However, the dollar was unable to hold onto solid gains for the day as investors were wary of making big bets ahead of upcoming central bank meetings by the Bank of England and the U.S. Federal Reserve, as well as economic data due to be released later this week featuring the U.S. nonfarm payrolls report.
"There's a lot of moving parts to the market this week," said Shaun Osborne, currency strategist at Scotia Bank in Toronto, pointing to the central bank meetings, data and the expectation that U.S. President Donald Trump will announce his choice to lead the Federal Reserve on Thursday.
Market participants were also anxiously watching developments in the investigation by a special counsel of possible connections between Trump's 2016 election campaign and Russia.
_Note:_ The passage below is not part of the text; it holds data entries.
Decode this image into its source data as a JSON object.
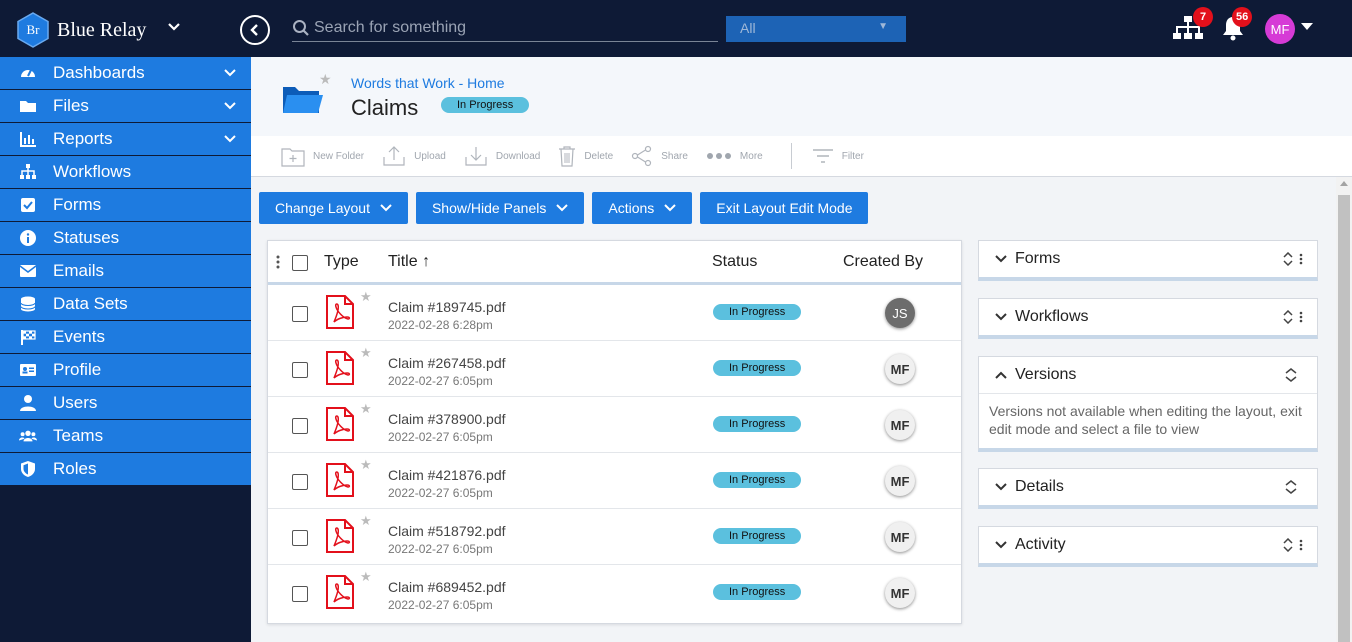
{
  "app": {
    "brand": "Blue Relay",
    "logo_text": "Br"
  },
  "topbar": {
    "search_placeholder": "Search for something",
    "scope_value": "All",
    "workflow_badge": "7",
    "notification_badge": "56",
    "user_initials": "MF",
    "colors": {
      "bg": "#0e1a36",
      "accent": "#1e7be0",
      "badge": "#e3101b",
      "avatar": "#d63bd6"
    }
  },
  "sidebar": {
    "items": [
      {
        "label": "Dashboards",
        "icon": "dashboard-icon",
        "expandable": true
      },
      {
        "label": "Files",
        "icon": "folder-icon",
        "expandable": true
      },
      {
        "label": "Reports",
        "icon": "bar-chart-icon",
        "expandable": true
      },
      {
        "label": "Workflows",
        "icon": "sitemap-icon",
        "expandable": false
      },
      {
        "label": "Forms",
        "icon": "checkbox-icon",
        "expandable": false
      },
      {
        "label": "Statuses",
        "icon": "info-icon",
        "expandable": false
      },
      {
        "label": "Emails",
        "icon": "envelope-icon",
        "expandable": false
      },
      {
        "label": "Data Sets",
        "icon": "database-icon",
        "expandable": false
      },
      {
        "label": "Events",
        "icon": "flag-checkered-icon",
        "expandable": false
      },
      {
        "label": "Profile",
        "icon": "id-card-icon",
        "expandable": false
      },
      {
        "label": "Users",
        "icon": "user-icon",
        "expandable": false
      },
      {
        "label": "Teams",
        "icon": "users-icon",
        "expandable": false
      },
      {
        "label": "Roles",
        "icon": "shield-icon",
        "expandable": false
      }
    ]
  },
  "header": {
    "breadcrumb": "Words that Work - Home",
    "title": "Claims",
    "status": "In Progress"
  },
  "toolbar": {
    "new_folder": "New Folder",
    "upload": "Upload",
    "download": "Download",
    "delete": "Delete",
    "share": "Share",
    "more": "More",
    "filter": "Filter"
  },
  "layout_buttons": {
    "change_layout": "Change Layout",
    "show_hide_panels": "Show/Hide Panels",
    "actions": "Actions",
    "exit_layout_edit": "Exit Layout Edit Mode"
  },
  "table": {
    "columns": {
      "type": "Type",
      "title": "Title",
      "sort_indicator": "↑",
      "status": "Status",
      "created_by": "Created By"
    },
    "rows": [
      {
        "name": "Claim #189745.pdf",
        "date": "2022-02-28 6:28pm",
        "status": "In Progress",
        "created_by": "JS"
      },
      {
        "name": "Claim #267458.pdf",
        "date": "2022-02-27 6:05pm",
        "status": "In Progress",
        "created_by": "MF"
      },
      {
        "name": "Claim #378900.pdf",
        "date": "2022-02-27 6:05pm",
        "status": "In Progress",
        "created_by": "MF"
      },
      {
        "name": "Claim #421876.pdf",
        "date": "2022-02-27 6:05pm",
        "status": "In Progress",
        "created_by": "MF"
      },
      {
        "name": "Claim #518792.pdf",
        "date": "2022-02-27 6:05pm",
        "status": "In Progress",
        "created_by": "MF"
      },
      {
        "name": "Claim #689452.pdf",
        "date": "2022-02-27 6:05pm",
        "status": "In Progress",
        "created_by": "MF"
      }
    ]
  },
  "panels": {
    "forms": "Forms",
    "workflows": "Workflows",
    "versions": "Versions",
    "versions_message": "Versions not available when editing the layout, exit edit mode and select a file to view",
    "details": "Details",
    "activity": "Activity"
  }
}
Former Trump campaign manager Paul Manafort and a business associate were charged as part of the inquiry and former campaign adviser George Papadopoulos pleaded guilty to lying to federal agents.
Further, the dollar has benefited from expectations of Trump's campaign trail promises of a "massive" U.S. tax cut, in which analysts and investors are beginning to lose confidence.
"Theres a perception that the dollars gains have gone too far in advance of the tax reform bill and the expectation that the tax reform bill does fall through on the basis of political infighting is pretty high," said Karl Schamotta, director of FX strategy and structured products at Cambridge Global Payments.
"Theres so much drama going on in the USD and its all about the T-R-U-M-P."
The dollar did manage a sizeable gain against the after the Bank of Japan kept its monetary policy steady on Tuesday, as widely expected, while slightly lowering its inflation forecast for the current fiscal year.
The dollar was last up 0.46 percent against the yen to 113.69 yen. It earlier fell to its lowest since Oct. 20.